---------- GIVEN DATA ----------

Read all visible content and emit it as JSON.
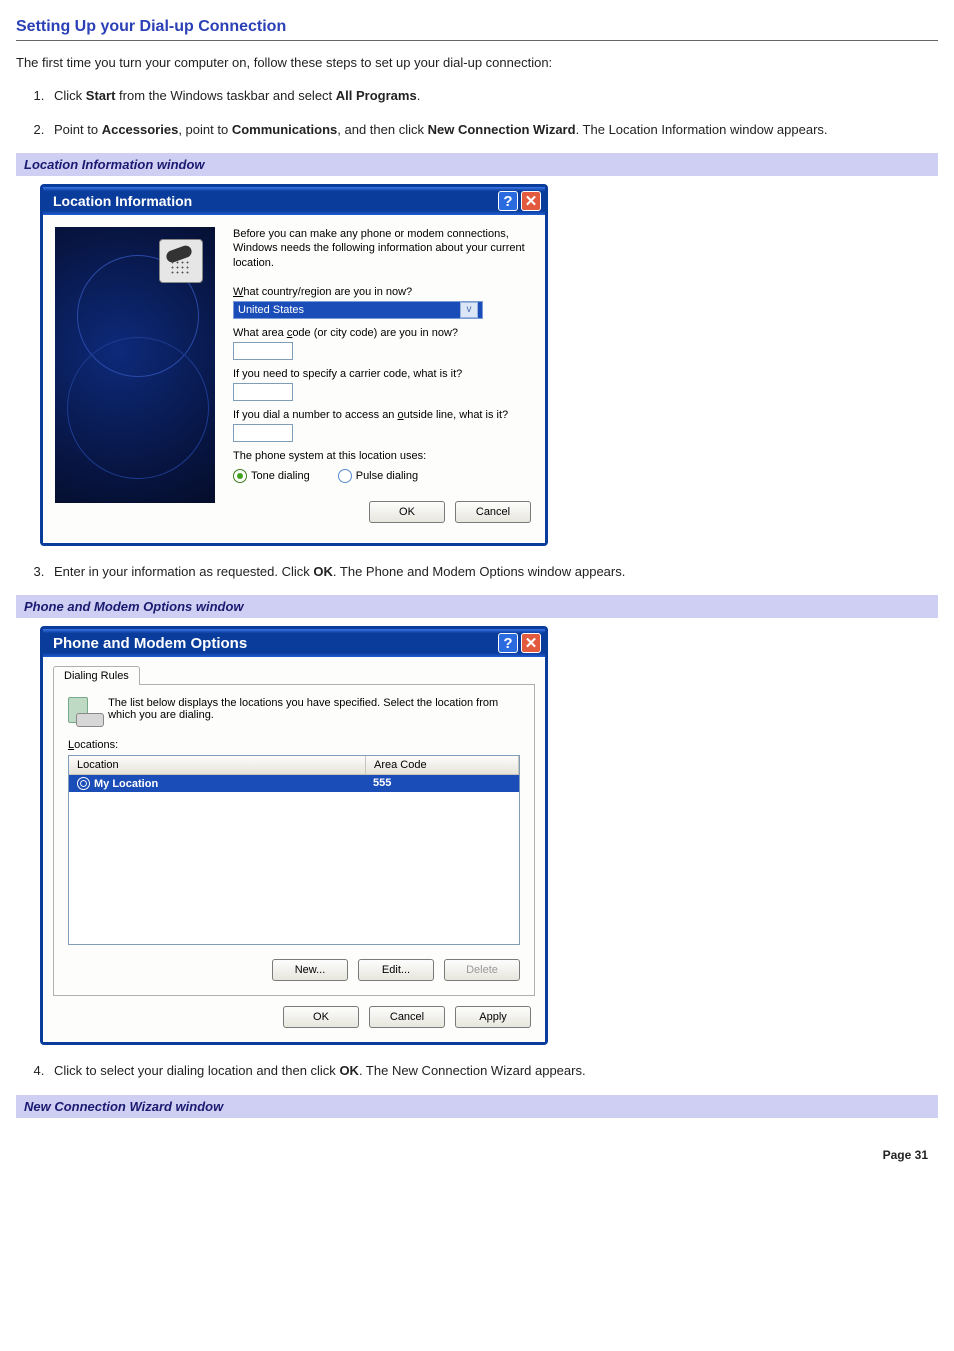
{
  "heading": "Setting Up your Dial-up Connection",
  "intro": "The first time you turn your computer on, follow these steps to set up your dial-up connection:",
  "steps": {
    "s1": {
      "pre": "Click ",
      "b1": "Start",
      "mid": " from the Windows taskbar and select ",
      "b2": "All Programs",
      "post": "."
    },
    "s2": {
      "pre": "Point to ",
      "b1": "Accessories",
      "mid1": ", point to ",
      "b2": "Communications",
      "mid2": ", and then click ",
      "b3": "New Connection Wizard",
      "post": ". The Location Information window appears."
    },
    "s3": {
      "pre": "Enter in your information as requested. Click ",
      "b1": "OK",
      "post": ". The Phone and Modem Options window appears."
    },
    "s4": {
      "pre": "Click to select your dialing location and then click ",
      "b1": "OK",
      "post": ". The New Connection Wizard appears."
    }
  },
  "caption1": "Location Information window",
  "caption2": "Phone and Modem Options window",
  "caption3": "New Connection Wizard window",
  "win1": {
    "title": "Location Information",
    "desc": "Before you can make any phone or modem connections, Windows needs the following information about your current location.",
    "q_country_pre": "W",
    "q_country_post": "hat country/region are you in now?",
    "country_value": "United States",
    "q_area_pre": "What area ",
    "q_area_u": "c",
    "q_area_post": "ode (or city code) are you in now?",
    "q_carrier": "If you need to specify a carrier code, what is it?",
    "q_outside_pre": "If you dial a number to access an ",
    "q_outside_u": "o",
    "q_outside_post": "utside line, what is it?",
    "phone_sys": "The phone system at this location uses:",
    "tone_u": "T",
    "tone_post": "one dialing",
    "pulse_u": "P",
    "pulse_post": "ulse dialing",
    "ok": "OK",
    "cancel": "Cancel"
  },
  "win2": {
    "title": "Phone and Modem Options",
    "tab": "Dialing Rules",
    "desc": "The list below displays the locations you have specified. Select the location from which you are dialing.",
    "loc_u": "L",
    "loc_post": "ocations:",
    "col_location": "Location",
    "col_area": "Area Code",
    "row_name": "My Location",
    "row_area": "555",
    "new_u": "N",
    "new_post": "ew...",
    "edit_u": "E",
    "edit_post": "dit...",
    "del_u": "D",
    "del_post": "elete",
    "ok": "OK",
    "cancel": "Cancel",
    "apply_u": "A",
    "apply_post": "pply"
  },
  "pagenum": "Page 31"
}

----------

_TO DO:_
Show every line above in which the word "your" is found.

_REPLY:_
  "heading": "Setting Up your Dial-up Connection",
  "intro": "The first time you turn your computer on, follow these steps to set up your dial-up connection:",
      "pre": "Enter in your information as requested. Click ",
      "pre": "Click to select your dialing location and then click ",
    "desc": "Before you can make any phone or modem connections, Windows needs the following information about your current location.",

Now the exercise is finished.